A large part of the mill facade is still visible next to the waterfall. We paused here for a short while for lunch and to reflect on what would have gone on here over a century ago. I heard stories of disputes between mill owners resulting in water supplies being blocked and charging other owners for the use of their water.
Into the valley
After lunch we headed towards the former Buckhurst School. Then into Deeply Vale to see the remains of the mills in this area. One of the noticeable features here was the large oval shape on the ground, which housed a large gas tower. There were also recollections by some of us of the free music festivals that took place in Deeply Vale in the 1970’s & 1980’s.
As we continued below Deeply Vale, we came to the former Washwheel bleachworks. This was the last of the Cheesden mills to close in 1919. Its final job was the bleaching of khaki cotton for the war troop uniforms. The chimney stack is still present today.
Our final stop of the tour was the site of the Birtle Dene Mill. Then we made the descent back up to the Rochdale & Bury Bridleway and across Walmersley Golf Club and the M66 motorway bridge to make our separate ways home.
Along the way, Geoff pointed out various other features including the routes of former tramways and the locations and remains of what would once have been rows of terraced cottages for the mill workers. It was clear there was a great industrial village here a few generations back.
It was a good time of year to complete this walk. The trees were still bare, so we had some great views of the ruins. It was an enjoyable and informative day and we covered 12 miles overall. The weather was also extremely favourable as well with some nice Spring sunshine for the majority of the day.

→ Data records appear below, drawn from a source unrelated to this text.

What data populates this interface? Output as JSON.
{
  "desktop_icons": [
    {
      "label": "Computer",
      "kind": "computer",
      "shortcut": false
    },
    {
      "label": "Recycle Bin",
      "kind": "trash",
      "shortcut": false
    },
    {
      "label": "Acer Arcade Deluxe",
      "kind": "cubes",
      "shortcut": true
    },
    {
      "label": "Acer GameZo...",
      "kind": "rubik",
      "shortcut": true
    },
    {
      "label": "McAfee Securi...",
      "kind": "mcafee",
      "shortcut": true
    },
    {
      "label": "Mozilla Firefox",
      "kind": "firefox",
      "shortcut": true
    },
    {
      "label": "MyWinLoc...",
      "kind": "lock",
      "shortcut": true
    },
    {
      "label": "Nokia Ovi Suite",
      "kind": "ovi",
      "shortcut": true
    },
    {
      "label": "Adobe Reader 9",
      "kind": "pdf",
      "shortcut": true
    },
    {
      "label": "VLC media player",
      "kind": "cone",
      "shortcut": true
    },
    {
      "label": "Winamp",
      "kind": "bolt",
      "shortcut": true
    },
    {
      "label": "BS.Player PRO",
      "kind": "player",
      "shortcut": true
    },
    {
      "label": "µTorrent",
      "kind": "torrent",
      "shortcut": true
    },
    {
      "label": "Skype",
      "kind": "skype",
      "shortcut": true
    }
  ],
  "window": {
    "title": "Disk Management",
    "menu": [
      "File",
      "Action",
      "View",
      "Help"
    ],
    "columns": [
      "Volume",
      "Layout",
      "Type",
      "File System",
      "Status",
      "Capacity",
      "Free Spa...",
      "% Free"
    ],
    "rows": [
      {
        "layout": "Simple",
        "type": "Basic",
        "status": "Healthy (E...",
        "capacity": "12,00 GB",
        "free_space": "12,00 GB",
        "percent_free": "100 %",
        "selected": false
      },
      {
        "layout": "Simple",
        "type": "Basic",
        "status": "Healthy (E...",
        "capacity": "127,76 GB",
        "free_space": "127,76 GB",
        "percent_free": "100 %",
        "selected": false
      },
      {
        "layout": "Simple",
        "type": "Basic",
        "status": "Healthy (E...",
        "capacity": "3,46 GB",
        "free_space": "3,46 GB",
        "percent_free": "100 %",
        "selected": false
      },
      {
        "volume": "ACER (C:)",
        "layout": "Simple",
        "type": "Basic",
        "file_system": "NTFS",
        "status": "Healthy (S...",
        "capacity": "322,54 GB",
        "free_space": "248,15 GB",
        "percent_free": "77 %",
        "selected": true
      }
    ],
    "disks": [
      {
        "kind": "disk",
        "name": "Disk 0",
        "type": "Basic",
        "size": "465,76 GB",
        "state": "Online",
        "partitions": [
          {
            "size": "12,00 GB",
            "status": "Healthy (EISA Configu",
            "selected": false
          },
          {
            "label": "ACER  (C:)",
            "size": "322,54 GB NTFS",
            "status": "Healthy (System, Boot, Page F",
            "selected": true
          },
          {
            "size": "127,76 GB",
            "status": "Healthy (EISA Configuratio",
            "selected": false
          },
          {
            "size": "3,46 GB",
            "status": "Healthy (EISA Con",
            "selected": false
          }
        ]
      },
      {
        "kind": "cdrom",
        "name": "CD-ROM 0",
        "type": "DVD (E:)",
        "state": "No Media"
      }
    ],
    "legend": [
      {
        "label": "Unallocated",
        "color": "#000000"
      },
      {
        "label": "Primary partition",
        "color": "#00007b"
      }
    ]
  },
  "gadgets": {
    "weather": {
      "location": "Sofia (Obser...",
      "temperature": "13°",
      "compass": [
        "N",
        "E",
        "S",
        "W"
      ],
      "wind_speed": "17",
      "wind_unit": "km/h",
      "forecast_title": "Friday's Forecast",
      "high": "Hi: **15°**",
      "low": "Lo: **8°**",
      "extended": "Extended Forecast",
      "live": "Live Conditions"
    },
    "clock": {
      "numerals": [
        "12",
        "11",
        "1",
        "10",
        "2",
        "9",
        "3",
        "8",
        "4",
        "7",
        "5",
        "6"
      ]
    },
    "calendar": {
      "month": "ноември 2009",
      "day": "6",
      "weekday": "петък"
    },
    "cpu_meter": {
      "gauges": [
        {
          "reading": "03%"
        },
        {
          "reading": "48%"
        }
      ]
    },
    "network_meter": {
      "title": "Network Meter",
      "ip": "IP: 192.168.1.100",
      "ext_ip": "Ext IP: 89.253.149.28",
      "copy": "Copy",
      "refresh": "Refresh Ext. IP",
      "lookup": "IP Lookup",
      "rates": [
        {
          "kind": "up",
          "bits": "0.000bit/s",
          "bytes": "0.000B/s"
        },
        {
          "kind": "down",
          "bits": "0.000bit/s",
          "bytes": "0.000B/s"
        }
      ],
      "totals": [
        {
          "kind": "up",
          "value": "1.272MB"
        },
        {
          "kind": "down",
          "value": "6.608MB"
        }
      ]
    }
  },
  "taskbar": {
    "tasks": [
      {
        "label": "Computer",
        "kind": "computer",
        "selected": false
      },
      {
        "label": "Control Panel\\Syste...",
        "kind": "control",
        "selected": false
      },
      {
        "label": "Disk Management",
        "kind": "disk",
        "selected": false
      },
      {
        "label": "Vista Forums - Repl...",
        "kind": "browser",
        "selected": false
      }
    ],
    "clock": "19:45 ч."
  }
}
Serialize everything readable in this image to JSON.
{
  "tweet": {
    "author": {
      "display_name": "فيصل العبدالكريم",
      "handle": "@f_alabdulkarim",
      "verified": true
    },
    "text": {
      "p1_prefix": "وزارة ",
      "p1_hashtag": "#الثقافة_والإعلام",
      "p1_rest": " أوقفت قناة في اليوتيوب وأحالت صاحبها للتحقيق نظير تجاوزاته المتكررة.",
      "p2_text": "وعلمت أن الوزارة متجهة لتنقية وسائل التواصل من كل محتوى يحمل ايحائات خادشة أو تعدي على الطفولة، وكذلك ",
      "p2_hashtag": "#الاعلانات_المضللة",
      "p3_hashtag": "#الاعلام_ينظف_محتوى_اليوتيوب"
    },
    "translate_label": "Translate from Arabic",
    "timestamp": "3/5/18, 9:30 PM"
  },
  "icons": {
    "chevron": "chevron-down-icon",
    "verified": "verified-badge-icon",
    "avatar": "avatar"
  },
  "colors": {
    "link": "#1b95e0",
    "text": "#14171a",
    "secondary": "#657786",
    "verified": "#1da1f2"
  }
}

Thanks to Geoff for showing us around ‘The Forgotten Valley’.
Our Walking Group meets once a month, normally on the first Saturday (this month was an exception). Walks are usually 10 – 12 miles leaving from either St John’s Hall, Bury or Christ Church Walmersley. Please get in touch via the Contact page if you’d like more details.
[This is one of our most visited posts on the site and we hope that you’ve enjoyed it. If there’s any local knowledge that you’d like to add then let us know via the contact page or in the comment section below.]